Tuesday, 12th Our luck is in today as it is so important that we see the beautiful Cornish coast in good conditions. I may add that exactly 50 years ago in 1973, I toured here on a motorbike so the urge to come back has been quite strong.
The weather then deteriorated and having already seen the best on offer, we rapidly moved eastward. As a diversion, we headed up into the moors near Plymouth. I may add that it was from Plymouth that the Grant family emigrated to Durban, SA in 1850.
Next morning we press on into the county of Dorset and at Weymouth we stop off to stroll along the beach.
Then on to Lulworth Cove.

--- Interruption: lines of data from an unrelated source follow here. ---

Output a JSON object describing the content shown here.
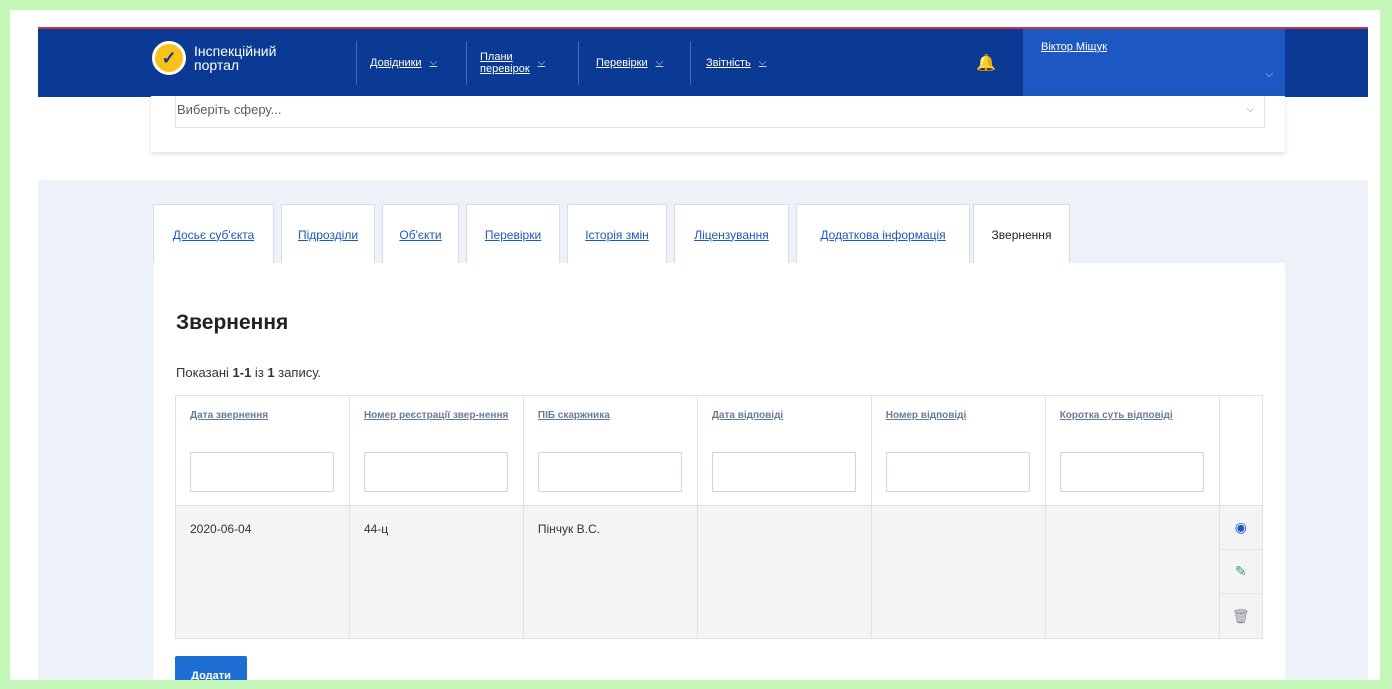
{
  "nav": {
    "logo_line1": "Інспекційний",
    "logo_line2": "портал",
    "items": [
      {
        "label": "Довідники"
      },
      {
        "label1": "Плани",
        "label2": "перевірок"
      },
      {
        "label": "Перевірки"
      },
      {
        "label": "Звітність"
      }
    ],
    "user": "Віктор Міщук"
  },
  "sphere": {
    "placeholder": "Виберіть сферу..."
  },
  "tabs": [
    "Досьє суб'єкта",
    "Підрозділи",
    "Об'єкти",
    "Перевірки",
    "Історія змін",
    "Ліцензування",
    "Додаткова інформація",
    "Звернення"
  ],
  "panel": {
    "title": "Звернення",
    "summary_prefix": "Показані ",
    "summary_range": "1-1",
    "summary_mid": " із ",
    "summary_total": "1",
    "summary_suffix": " запису."
  },
  "table": {
    "columns": [
      "Дата звернення",
      "Номер реєстрації звер-нення",
      "ПІБ скаржника",
      "Дата відповіді",
      "Номер відповіді",
      "Коротка суть відповіді"
    ],
    "rows": [
      [
        "2020-06-04",
        "44-ц",
        "Пінчук В.С.",
        "",
        "",
        ""
      ]
    ]
  },
  "add_button": "Додати",
  "colors": {
    "nav": "#0a3a93",
    "accent": "#1d57c2",
    "edit": "#2fa84f"
  }
}
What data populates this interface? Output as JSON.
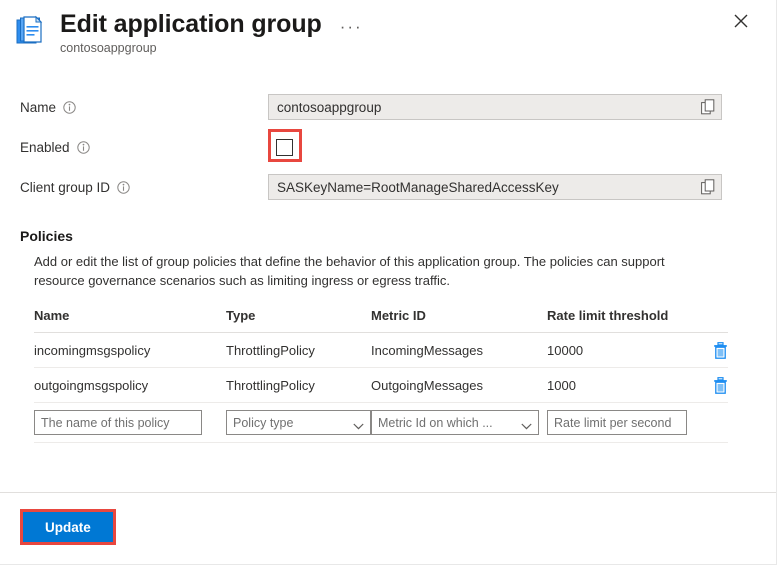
{
  "header": {
    "icon": "application-group-icon",
    "title": "Edit application group",
    "subtitle": "contosoappgroup",
    "more_label": "···",
    "close_label": "✕"
  },
  "form": {
    "name": {
      "label": "Name",
      "value": "contosoappgroup",
      "info_icon": "info-icon",
      "copy_icon": "copy-icon"
    },
    "enabled": {
      "label": "Enabled",
      "checked": false,
      "info_icon": "info-icon",
      "highlight_color": "#e8473f"
    },
    "client_group_id": {
      "label": "Client group ID",
      "value": "SASKeyName=RootManageSharedAccessKey",
      "info_icon": "info-icon",
      "copy_icon": "copy-icon"
    }
  },
  "policies": {
    "title": "Policies",
    "description": "Add or edit the list of group policies that define the behavior of this application group. The policies can support resource governance scenarios such as limiting ingress or egress traffic.",
    "columns": [
      "Name",
      "Type",
      "Metric ID",
      "Rate limit threshold"
    ],
    "rows": [
      {
        "name": "incomingmsgspolicy",
        "type": "ThrottlingPolicy",
        "metric_id": "IncomingMessages",
        "rate_limit": "10000",
        "delete_icon": "trash-icon"
      },
      {
        "name": "outgoingmsgspolicy",
        "type": "ThrottlingPolicy",
        "metric_id": "OutgoingMessages",
        "rate_limit": "1000",
        "delete_icon": "trash-icon"
      }
    ],
    "new_row": {
      "name_placeholder": "The name of this policy",
      "type_placeholder": "Policy type",
      "metric_placeholder": "Metric Id on which ...",
      "rate_placeholder": "Rate limit per second",
      "chevron_icon": "chevron-down-icon"
    }
  },
  "footer": {
    "update_label": "Update",
    "update_color": "#0078d4",
    "highlight_color": "#e8473f"
  }
}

Thursday, 14th Here we are in a quandary. Should we push on and go to the Isle Of Wight or should we go to the Cotswolds. We decide on the latter and in two hours time we are there. A good central base from where to see the Cotswolds is Chipping Norton (Chipping means market town) where we are fortunate to find excellent accommodation. Just outside town is the farm – Diddly Squat. Some of you may know of Jeremy Clarkson, of Top Gear fame. He bought a farm here and has produced a great TV series recounting his very amusing farm experiences. He certainly has a large fan base as evidenced by the queues and the packed carpark.
Friday is a beautiful day and we set out to explore. Of course the main attraction in the Cotswolds (rolling hills with sheep) are the quaint villages with their distinctive golden limestone walls.
At Bourton-on-the-Water we decide to buy an ice-cream and here again England provides surprises. Now you would think that you couldn’t be more unworldly than an ice-cream vendor. The fellow below was very well spoken and had travelled to KZN in SA and been to Hluhluwe (which he pronounced correctly) and even dived to view sharks at Sordwana Bay. Extraordinary.
Sunday, 17th We are starting to think of home and today we head for Guildford in preparation for our flight home tomorrow from Gatwick Airport. Quite by chance I book into the “Percy Arms” near Guildford and upon booking in, find that it is owned and run by Saffas. Furthermore, today SA play against Romania in the RWC and all the Bok regalia is out on display.
Percy Arms is famous for its traditional English Sunday lunch – roast beef and Yorkshire pud included. But on the menu I notice also Bobotie, boerewors, biltong, vetkoek etc. The place is packed and the lunchtime queue stretches to the back of beyond. The English love it. The poor host is a rather crestfallen man who is actually very good at his job. All is explained though when I find out that he is……. Romanian and has to endue much ragging from the rugby fans.
Monday, 18th Before we head for Gatwick Airport, I have one more nostalgic call to make. In 1973 I worked on a farm near Guildford for three months – owned by Sir Freddie Laker – the Richard Branson of his time. What happy carefree days those were and it was rather sad to find the place rather run down.
Thereafter off to Gatwick where we pass our time before meeting our Emirates plane in the evening.
Again, what a lovely trip and how I love old England. Fortunately, our travels keep us away from the negatives of modern UK and we were privileged to enjoy such a pleasant time.